The Abbott’s booby Recovery Plan lists six threats affecting the Abbott’s booby (Department of the Environment and Heritage 2004). Some of these threats are no longer relevant. For example, the Asia Pacific Space Centre project which was previously considered a threat has since been abandoned. The 2014 Draft Biodiversity Conservation Plan for Christmas Island lists four key threatening processes for Christmas Island (Director of National Parks 2014):

  • Loss of biodiversity and ecosystem integrity following invasion by the Yellow Crazy Ant (Anoplolepis gracilipes);
  • Loss of terrestrial climatic habitat caused by anthropogenic emissions of greenhouse gases;
  • Predation by exotic rats; and
  • Predation by feral cats.

There are a range of measures in place to ensure mining does not impact on the Abbott’s booby. All clearing must be assessed and approved, and this requires field surveys to ensure there are no nest trees within or close to the proposed clearing area. Potential impacts of turbulence are also included in this risk assessments in liaison with Government regulators and buffers are implemented around nest trees to reduce turbulence affects. PRL are currently investigating the possibility of a small mining lease extension to extend the life of the Christmas Island mine (refer blog post 24/11/2016). A risk assessment process for these areas included a field survey of surrounding trees for Abbott’s boobies so that critical habitat is avoided and the downwind effect of turbulence may be factored in, and avoidance or mitigation planned.

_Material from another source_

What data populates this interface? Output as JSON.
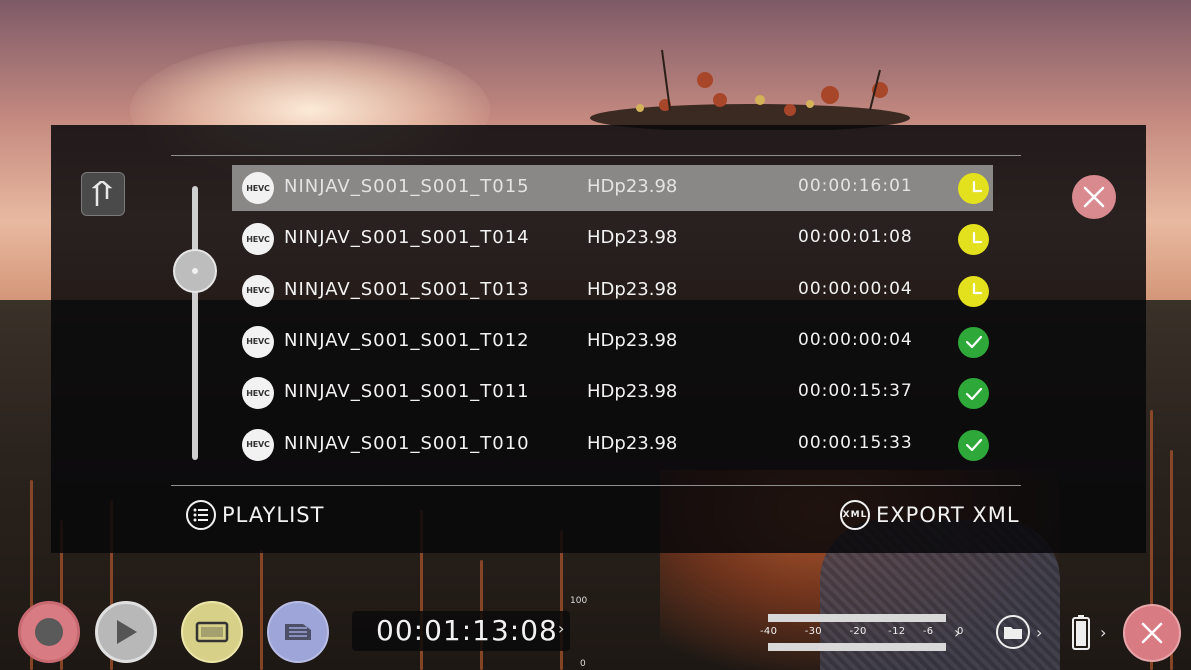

Birdlife International. 2016. The IUCN Red List of Threatened Species 2016: e.T22696649A93577759. Accessed June 14, 2017.
Bureau of Meteorology. 2017. Climatic averages for Australian Sites, publicly available data prepared by the Bureau of Meteorology, Commonwealth of Australia. Accessed June 2017.
Department of National Parks. 2016. Christmas Island Island Wide Survey and Inkcard Data. Unpublished.
Department of the Environment and Energy. 2017. Species Profile and Threats Database, EPBC Act Threatened Species in Christmas Island. Accessed June 14, 2017.
Department of the Environment and Heritage. 2004. National Recovery Plan for the Abbott’s Booby Papasula abbotti. Canberra: Department of the Environment and Heritage.
Director of National Parks. 2014. DRAFT Christmas Island Biodiversity Conservation Plan. Canberra: Department of the Environment.
Hennicke, J.C., and H. Weimerskirch. 2014. “Coping with variable and oligotrophic tropical waters: foraging behaviour and flexibility of the Abbott’s booby Papasula abbotti.” Marine Ecology Progress Series 499: 259-273.
Nelson, J.B. 1971. “The biology of Abbott’s booby Sula Abbotti.” The Ibis 113 (4): 430-467.
Raupach, M.A., E.F Bradley, and H. Gadiri. 1987. A wind tunnel investigation into the aerodynamic effect of forest clearings on the nesting of Abbott’s booby on Christmas Island. Canberra: CSIRO Division of Environmental Mechanics.
Reville, B.J., J.D. Tranter, and H.D. Yorkston. 1990. “Impact of Forest Clearing on the Endangered Seabird Sula abbotti.” Biological Conservation 51: 23-38.
Yorkston, H.D., and P.T. Green. 1997. “The breeding distribution and status of Abbott’s booby (Sulidae: Papasula abbotti) on Christmas Island, Indian Ocean.” Biological Conservation 79: 293-301.